BDD is a chronic illness, and symptoms are likely to persist, or worsen, if left untreated.Learn More
Conversion disorder is a condition in which patients present with neurological symptoms such as numbness, blindness, paralysis, or fitswithout a neurological cause. It is thought that these problems arise in response to difficulties in the patient’s life, and conversion is considered a psychiatric disorder in the Diagnostic and Statistical Manual of Mental Disorders 4th edition (DSM-IV). Formerly known as “hysteria”, the disorder has arguably been known for millennia, though it came to greatest prominence at the end of the 19th century, when the neurologists Jean-Martin Charcot and Sigmund Freud and psychiatrist Pierre Janet focused their studies on the subject. The term “conversion” has its origins in Freud’s doctrine that anxiety is “converted” into physical symptoms. Though previously thought to have vanished from the west in the 20th century, some research has suggested it is as common as ever.
DSM-IV defines conversion disorder as follows:
- One or more symptoms or deficits are present that affect voluntary motor or sensory function suggestive of a neurologic or other general medical condition.
- Psychological factors are judged, in the clinician’s belief, to be associated with the symptom or deficit because conflicts or other stressors precede the initiation or exacerbation of the symptom or deficit. A diagnosis where the stressor precedes the onset of symptoms by up to 15 years is not unusual.
- The symptom or deficit is not intentionally produced or feigned (as in factitious disorder or malingering).
- The symptom or deficit, after appropriate investigation, cannot be explained fully by a general medical condition, the direct effects of a substance, or as a culturally sanctioned behavior or experience.
- The symptom or deficit causes clinically significant distress or impairment in social, occupational, or other important areas of functioning or warrants medical evaluation.
- The symptom or deficit is not limited to pain or sexual dysfunction, does not occur exclusively during the course of somatization disorder, and is not better accounted for by anothermental disorder.
Pain disorder is when a patient experiences chronic pain in one or more areas, and is thought to be caused by psychological stress. The pain is often so severe that it disables the patient from proper functioning. Duration may be as short as a few days or as long as many years. The disorder may begin at any age, and more women than men seem to experience it. This disorder often occurs after an accident or during an illness that has caused pain, which then takes on a ‘life’ of its own.Learn More
Somatization disorder (also Briquet’s disorder or, in antiquity, hysteria) is a psychiatric diagnosis applied to patients who persistently complain of varied physical symptoms that have no identifiable physical origin. The disorder must begin before the patient turns 30 years of age and could last for several years, resulting to either medical seeking behavior or significant treatment. One common generaletiological explanation is that internal psychological conflicts are unconsciously expressed as physical signs.
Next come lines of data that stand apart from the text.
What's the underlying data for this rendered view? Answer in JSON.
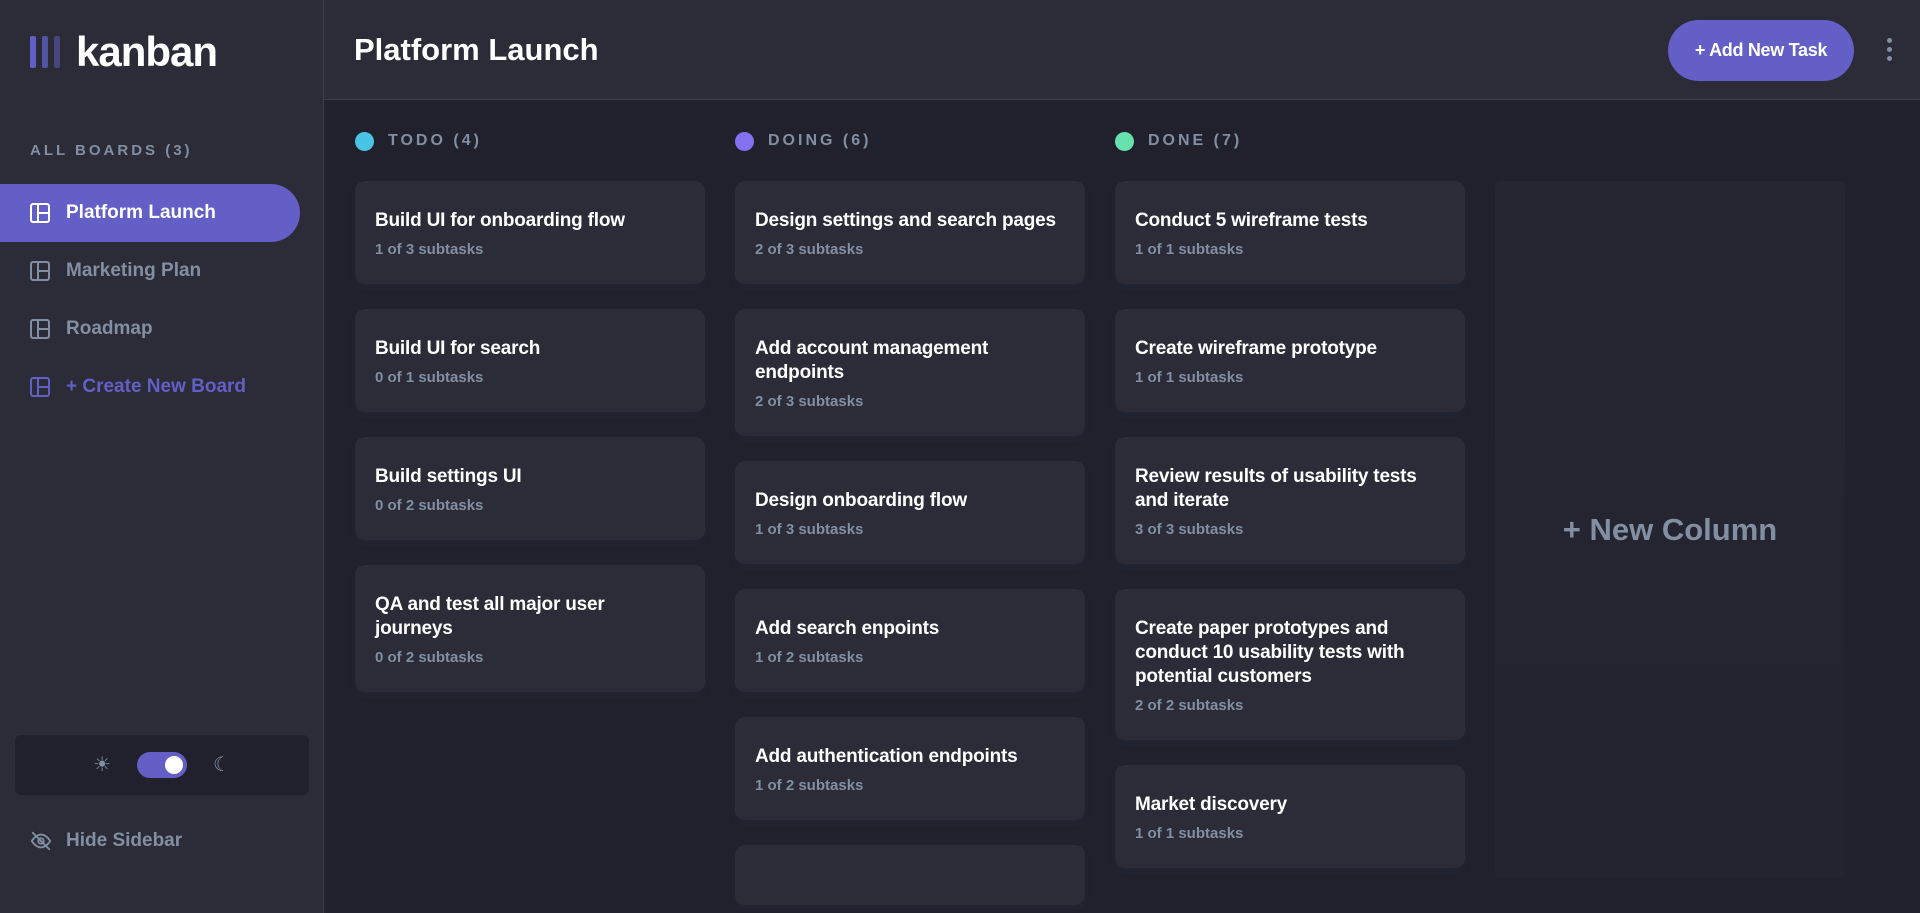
{
  "sidebar": {
    "logo_text": "kanban",
    "boards_heading": "ALL BOARDS (3)",
    "boards": [
      {
        "label": "Platform Launch",
        "active": true
      },
      {
        "label": "Marketing Plan",
        "active": false
      },
      {
        "label": "Roadmap",
        "active": false
      }
    ],
    "create_board_label": "+ Create New Board",
    "theme": {
      "light_icon": "sun-icon",
      "dark_icon": "moon-icon",
      "mode": "dark"
    },
    "hide_sidebar_label": "Hide Sidebar"
  },
  "header": {
    "title": "Platform Launch",
    "add_task_label": "+ Add New Task",
    "menu_icon": "vertical-dots-icon"
  },
  "columns": [
    {
      "name": "TODO (4)",
      "color": "#49c4e5",
      "tasks": [
        {
          "title": "Build UI for onboarding flow",
          "subtasks": "1 of 3 subtasks"
        },
        {
          "title": "Build UI for search",
          "subtasks": "0 of 1 subtasks"
        },
        {
          "title": "Build settings UI",
          "subtasks": "0 of 2 subtasks"
        },
        {
          "title": "QA and test all major user journeys",
          "subtasks": "0 of 2 subtasks"
        }
      ]
    },
    {
      "name": "DOING (6)",
      "color": "#8471f2",
      "tasks": [
        {
          "title": "Design settings and search pages",
          "subtasks": "2 of 3 subtasks"
        },
        {
          "title": "Add account management endpoints",
          "subtasks": "2 of 3 subtasks"
        },
        {
          "title": "Design onboarding flow",
          "subtasks": "1 of 3 subtasks"
        },
        {
          "title": "Add search enpoints",
          "subtasks": "1 of 2 subtasks"
        },
        {
          "title": "Add authentication endpoints",
          "subtasks": "1 of 2 subtasks"
        }
      ]
    },
    {
      "name": "DONE (7)",
      "color": "#67e2ae",
      "tasks": [
        {
          "title": "Conduct 5 wireframe tests",
          "subtasks": "1 of 1 subtasks"
        },
        {
          "title": "Create wireframe prototype",
          "subtasks": "1 of 1 subtasks"
        },
        {
          "title": "Review results of usability tests and iterate",
          "subtasks": "3 of 3 subtasks"
        },
        {
          "title": "Create paper prototypes and conduct 10 usability tests with potential customers",
          "subtasks": "2 of 2 subtasks"
        },
        {
          "title": "Market discovery",
          "subtasks": "1 of 1 subtasks"
        }
      ]
    }
  ],
  "new_column_label": "+ New Column",
  "colors": {
    "accent": "#635fc7",
    "bg": "#20212c",
    "panel": "#2b2c37",
    "muted": "#828fa3"
  }
}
Patients with somatization disorder will typically visit many doctors in pursuit of effective treatment.
Examples of manifestations of Pychosomatic disorder are as such: a child itches in response to family issues, and experiencing repressed anger and/or fear. Thus, The child grows and wakes up itching in the same locations, though not aware of the repressed memory causing the suffering in later life, or the patient is engaged in seeking psychotherapy for somatization.
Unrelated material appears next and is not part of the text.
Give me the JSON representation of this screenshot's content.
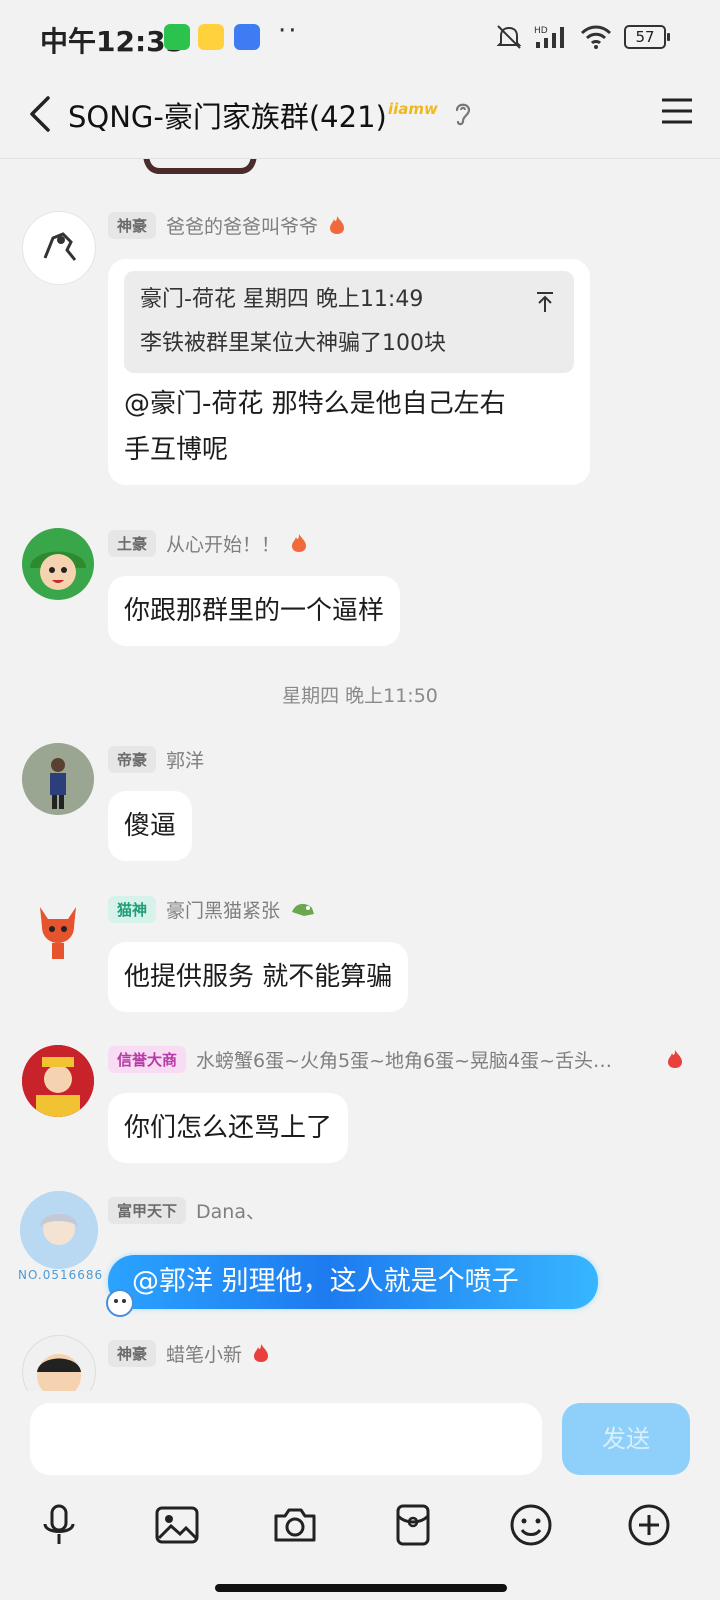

Somatization disorder is a somatoform disorder. The DSM-IV establishes the following five criteria for the diagnosis of this disorder:
- a history of somatic symptoms prior to the age of 30
- pain in at least four different sites on the body
- two gastrointestinal problems other than pain such as vomiting or diarrhea
- one sexual symptom such as lack of interest or erectile dysfunction
- one pseudoneurological symptom similar to those seen in Conversion disorder such as fainting or blindness.